Lottery is a game of chance in which numbers are drawn to determine the winner of a prize. Traditionally, prizes have been cash or goods. The first recorded lottery was in the Low Countries in the 15th century, when local towns used them to raise money for town walls and fortifications, as well as for the poor. Today’s state-run lotteries use a variety of methods to draw winners, including random number generators (RNG) and combinations of numbers and symbols on tickets. Regardless of the methods, most lotteries offer the same odds to all participants, so the chances of winning are not affected by the frequency or number of tickets purchased.

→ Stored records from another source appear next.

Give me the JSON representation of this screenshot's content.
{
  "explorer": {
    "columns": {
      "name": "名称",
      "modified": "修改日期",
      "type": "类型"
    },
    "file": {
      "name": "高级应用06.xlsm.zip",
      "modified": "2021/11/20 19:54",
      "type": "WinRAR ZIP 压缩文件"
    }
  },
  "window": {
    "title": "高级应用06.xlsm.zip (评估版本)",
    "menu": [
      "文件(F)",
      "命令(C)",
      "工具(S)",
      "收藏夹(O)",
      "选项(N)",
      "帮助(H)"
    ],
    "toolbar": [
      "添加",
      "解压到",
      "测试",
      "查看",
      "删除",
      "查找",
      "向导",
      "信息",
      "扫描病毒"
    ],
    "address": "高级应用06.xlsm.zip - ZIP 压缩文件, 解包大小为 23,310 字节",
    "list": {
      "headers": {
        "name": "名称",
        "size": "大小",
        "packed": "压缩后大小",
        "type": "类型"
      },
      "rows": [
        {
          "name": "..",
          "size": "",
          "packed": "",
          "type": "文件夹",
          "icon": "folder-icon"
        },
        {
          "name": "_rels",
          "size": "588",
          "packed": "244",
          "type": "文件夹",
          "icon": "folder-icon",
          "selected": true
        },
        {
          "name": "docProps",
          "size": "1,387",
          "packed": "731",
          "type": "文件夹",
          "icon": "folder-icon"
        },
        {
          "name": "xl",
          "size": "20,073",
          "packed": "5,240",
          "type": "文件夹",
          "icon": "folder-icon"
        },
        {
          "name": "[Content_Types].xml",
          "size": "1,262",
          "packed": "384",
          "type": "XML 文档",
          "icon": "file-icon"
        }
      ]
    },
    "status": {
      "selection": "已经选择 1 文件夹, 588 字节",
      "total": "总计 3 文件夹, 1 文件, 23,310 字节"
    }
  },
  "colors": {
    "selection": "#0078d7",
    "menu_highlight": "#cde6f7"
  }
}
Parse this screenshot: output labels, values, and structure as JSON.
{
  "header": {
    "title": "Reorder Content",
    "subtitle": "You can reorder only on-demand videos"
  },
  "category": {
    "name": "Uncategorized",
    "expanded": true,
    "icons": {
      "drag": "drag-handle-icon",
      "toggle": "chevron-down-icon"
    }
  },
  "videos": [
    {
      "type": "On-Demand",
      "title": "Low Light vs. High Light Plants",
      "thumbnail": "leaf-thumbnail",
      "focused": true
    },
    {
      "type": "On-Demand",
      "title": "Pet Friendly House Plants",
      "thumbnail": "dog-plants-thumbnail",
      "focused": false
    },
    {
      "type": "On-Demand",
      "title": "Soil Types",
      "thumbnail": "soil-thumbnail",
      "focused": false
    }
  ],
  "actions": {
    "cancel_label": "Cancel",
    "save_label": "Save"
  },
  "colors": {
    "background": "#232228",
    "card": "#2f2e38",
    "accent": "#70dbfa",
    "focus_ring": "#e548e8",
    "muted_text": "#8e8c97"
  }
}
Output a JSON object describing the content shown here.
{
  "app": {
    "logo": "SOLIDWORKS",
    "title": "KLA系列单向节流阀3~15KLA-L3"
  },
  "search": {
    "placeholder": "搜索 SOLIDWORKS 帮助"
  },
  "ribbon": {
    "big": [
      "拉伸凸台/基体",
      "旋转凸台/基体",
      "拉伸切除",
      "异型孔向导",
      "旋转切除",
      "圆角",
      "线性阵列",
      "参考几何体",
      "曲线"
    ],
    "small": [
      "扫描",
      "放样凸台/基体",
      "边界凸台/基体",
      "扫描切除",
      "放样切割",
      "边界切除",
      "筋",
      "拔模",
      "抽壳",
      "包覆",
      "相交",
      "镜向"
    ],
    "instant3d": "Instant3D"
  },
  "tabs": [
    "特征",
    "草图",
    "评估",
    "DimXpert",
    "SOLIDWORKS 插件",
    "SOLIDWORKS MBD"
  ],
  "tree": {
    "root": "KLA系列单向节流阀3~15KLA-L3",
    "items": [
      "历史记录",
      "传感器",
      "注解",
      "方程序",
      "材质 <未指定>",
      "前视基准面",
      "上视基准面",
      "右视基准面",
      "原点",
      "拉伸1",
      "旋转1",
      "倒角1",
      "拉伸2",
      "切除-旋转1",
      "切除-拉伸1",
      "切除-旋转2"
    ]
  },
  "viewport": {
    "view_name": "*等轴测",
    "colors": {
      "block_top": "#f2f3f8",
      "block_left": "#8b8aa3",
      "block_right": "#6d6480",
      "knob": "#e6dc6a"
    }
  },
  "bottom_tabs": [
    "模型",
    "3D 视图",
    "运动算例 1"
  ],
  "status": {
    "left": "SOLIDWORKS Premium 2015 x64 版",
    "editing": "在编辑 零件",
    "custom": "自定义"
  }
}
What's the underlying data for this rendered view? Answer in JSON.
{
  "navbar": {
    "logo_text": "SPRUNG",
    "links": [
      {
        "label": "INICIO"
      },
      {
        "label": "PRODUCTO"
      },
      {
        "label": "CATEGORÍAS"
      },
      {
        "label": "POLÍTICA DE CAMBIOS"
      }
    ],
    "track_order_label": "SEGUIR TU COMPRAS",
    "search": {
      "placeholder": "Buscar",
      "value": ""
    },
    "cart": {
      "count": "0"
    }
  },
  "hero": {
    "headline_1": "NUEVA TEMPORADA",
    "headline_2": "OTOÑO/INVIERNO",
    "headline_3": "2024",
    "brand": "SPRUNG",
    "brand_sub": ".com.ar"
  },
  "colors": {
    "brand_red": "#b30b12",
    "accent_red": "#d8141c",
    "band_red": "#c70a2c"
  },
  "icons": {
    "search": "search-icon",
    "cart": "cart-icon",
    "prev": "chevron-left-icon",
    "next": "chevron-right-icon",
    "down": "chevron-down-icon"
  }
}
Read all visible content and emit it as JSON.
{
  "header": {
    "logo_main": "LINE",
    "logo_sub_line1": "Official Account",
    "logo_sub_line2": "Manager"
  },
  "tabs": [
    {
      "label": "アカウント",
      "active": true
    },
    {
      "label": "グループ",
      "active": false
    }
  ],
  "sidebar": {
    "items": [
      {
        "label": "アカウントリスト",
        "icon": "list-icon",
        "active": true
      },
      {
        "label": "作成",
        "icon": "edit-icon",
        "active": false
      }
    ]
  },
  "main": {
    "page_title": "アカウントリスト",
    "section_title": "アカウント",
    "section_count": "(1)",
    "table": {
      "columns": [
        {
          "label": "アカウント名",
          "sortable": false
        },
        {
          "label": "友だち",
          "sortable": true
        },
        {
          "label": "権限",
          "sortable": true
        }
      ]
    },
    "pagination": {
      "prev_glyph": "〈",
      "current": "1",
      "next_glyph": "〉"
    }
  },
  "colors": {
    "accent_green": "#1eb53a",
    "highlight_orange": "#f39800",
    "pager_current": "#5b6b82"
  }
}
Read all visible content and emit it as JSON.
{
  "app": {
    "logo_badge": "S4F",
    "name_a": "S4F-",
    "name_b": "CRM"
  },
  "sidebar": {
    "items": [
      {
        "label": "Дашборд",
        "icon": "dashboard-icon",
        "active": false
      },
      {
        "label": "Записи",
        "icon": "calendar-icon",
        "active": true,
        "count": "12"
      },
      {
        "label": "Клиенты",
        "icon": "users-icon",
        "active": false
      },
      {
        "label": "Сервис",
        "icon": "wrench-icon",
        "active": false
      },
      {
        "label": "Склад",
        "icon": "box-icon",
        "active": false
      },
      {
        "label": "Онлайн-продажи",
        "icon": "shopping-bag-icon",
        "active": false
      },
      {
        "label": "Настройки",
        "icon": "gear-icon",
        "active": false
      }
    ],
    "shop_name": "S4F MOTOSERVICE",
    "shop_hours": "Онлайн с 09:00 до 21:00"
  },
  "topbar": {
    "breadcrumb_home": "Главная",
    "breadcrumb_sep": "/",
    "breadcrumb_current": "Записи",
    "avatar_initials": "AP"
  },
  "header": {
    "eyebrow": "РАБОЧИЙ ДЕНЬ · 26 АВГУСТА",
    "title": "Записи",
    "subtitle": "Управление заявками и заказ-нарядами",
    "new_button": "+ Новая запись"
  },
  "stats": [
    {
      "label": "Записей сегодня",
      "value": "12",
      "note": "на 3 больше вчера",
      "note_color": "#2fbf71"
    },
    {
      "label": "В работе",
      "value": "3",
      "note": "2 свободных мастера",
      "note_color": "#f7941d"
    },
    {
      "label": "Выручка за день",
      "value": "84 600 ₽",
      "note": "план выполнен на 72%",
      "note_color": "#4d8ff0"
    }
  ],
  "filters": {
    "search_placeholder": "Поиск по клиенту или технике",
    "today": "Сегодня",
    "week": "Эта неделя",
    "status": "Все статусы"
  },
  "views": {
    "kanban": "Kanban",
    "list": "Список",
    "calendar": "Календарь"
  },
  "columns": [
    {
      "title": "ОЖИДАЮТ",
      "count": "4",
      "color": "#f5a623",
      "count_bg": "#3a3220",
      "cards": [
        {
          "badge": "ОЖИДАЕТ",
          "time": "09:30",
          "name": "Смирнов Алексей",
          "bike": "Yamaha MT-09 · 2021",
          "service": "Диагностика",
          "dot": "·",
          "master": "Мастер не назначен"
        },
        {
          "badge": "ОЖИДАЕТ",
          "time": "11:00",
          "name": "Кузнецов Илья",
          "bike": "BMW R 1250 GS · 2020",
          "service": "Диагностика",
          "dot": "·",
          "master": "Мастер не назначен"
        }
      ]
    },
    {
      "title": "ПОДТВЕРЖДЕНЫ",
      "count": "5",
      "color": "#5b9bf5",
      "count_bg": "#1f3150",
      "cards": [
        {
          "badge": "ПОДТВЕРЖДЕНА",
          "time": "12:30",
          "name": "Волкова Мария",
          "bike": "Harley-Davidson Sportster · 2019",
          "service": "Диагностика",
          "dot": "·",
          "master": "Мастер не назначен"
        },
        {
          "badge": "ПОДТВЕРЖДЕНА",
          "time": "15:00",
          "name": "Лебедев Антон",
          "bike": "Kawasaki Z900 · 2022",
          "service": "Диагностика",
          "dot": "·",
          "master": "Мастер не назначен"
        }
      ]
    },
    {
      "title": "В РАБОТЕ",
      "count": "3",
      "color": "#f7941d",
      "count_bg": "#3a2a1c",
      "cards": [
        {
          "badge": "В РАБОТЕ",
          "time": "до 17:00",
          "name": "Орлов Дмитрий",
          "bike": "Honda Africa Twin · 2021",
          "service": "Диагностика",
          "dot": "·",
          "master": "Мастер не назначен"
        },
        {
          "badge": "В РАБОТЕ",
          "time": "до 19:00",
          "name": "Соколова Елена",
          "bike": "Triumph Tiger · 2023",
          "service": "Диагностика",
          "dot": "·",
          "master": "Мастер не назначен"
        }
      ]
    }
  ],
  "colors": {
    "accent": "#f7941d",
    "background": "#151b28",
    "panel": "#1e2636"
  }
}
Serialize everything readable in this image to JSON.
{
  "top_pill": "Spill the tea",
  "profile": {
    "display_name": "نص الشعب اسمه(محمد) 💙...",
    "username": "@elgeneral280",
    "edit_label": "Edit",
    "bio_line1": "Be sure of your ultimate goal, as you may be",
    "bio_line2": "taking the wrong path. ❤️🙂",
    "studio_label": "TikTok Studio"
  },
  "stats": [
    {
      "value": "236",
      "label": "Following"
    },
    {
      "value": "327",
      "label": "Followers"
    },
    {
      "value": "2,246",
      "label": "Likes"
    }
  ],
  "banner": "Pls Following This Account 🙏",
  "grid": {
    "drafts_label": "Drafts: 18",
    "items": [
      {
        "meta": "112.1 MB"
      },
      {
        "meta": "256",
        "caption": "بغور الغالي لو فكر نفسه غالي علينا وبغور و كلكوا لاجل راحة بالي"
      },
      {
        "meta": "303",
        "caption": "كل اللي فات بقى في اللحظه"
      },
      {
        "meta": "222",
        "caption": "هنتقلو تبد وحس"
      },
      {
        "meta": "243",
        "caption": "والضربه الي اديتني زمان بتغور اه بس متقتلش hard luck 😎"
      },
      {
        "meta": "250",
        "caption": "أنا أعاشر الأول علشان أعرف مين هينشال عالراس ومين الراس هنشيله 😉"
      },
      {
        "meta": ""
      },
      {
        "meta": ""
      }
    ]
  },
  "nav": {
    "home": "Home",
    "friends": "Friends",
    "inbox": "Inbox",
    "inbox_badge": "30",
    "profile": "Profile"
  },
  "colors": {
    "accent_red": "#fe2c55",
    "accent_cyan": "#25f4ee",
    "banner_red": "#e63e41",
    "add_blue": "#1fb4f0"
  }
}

The United States is the world’s largest lottery market, with revenues totaling $150 billion. Almost half of the nation’s lotteries are state-run, with the other half operated by private companies or organizations. Critics of the lottery argue that it promotes gambling and preys on people who have few other options for spending their income. They also argue that it is inappropriate for governments to be in the business of promoting this vice, especially when doing so results in negative consequences for the poor or problem gamblers.

Proponents of the lottery argue that its proceeds help states support critical public programs without raising taxes. They also argue that it gives people an opportunity to fantasize about what they would do with a big win, and that the experience is harmless fun for most players. They note that the proceeds from the lottery are far smaller than those of casinos, sports betting, horse races, and financial markets.

In addition to raising funds for good causes, lottery proceeds are sometimes used to supplement state education budgets. However, this funding method is controversial because it does not provide the same level of support to all students. Some critics see it as a form of “regressive taxation,” because the money collected from lower-income citizens is used to benefit fewer than those in the middle and upper income brackets.

In the past, many people have criticized lotteries because they are seen as a “tax on the poor.” This has been based on research that shows low-income Americans play the lottery more frequently and spend a greater percentage of their income on tickets than other groups. Nonetheless, the vast majority of lottery players are not poor, and the fact that lottery playing declines with education levels suggests that it is largely a form of entertainment. This is a popular hobby, and it is important to keep in mind that the most important thing is to have fun. It is a great way to relax after a hard day, and it will give you a new sense of happiness. In addition, it can help you get rid of stress and anxiety. It is also a good idea to buy tickets for the lottery from trusted companies. This will ensure that you are not getting ripped off by any scams or fake lottery agents.